These situations aren’t close to rare in a nation where half the people have one or more chronic conditions such as diabetes, cancer or heart disease and where more people than ever live into their 80s, 90s and beyond. With nearly 40% of COVID-19 deaths traced to nursing homes, assisted-living centers and long-term care facilities, many families are trying to juggle these issues at home. But that raises a whole new set of questions: How do you keep mom safe and socially engaged? Who can you hire to look after dad? What safety measures are required at home? How will the aides, sitters and nurses commute back and forth?
Oh, and who will pay for all this care? Are health insurance companies providing the benefits they should?
“It’s a lot,” Jurist-Rosner said.
Under Wellthy’s model, each client is assigned a “care consultant,” a social worker or nurse who helps manage these details.

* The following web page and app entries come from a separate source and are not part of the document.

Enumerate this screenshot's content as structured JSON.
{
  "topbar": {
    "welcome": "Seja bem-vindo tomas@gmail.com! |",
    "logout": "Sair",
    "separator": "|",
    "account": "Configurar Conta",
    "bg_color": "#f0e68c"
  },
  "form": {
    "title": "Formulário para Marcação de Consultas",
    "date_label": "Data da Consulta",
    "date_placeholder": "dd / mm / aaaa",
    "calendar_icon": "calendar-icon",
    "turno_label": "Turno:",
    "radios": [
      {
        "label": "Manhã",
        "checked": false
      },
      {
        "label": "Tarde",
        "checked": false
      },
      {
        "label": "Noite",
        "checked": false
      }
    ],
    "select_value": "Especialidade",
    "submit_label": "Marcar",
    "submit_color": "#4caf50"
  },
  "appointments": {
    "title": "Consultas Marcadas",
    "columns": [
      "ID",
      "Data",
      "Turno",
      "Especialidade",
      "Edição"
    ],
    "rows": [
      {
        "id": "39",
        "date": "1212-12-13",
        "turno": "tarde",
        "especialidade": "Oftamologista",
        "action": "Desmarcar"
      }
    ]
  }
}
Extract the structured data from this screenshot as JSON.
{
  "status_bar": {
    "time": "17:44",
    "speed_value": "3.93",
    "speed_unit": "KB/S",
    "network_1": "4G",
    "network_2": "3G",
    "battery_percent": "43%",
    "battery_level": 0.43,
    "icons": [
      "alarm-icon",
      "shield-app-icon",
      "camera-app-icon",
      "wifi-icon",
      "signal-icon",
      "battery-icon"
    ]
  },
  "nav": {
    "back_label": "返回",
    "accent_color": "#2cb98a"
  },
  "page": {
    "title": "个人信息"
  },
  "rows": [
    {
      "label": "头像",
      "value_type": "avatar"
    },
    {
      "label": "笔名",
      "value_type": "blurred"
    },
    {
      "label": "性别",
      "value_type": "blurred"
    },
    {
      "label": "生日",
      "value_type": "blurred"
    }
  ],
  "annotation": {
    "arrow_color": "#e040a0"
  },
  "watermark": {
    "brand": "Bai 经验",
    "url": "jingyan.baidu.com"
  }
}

The cost is covered by employers, a workplace benefit that joins health insurance, family-leave time and 401(k)s in helping to retain valuable workers. But these are early days in the care-benefits world, and no one can say how these models might change.
This much is certain as long as a global pandemic continues to ravage American life: Whatever the issues were before, they are a whole lot tougher now.
Ellis Henican is an author based in New York City and a former newspaper columnist.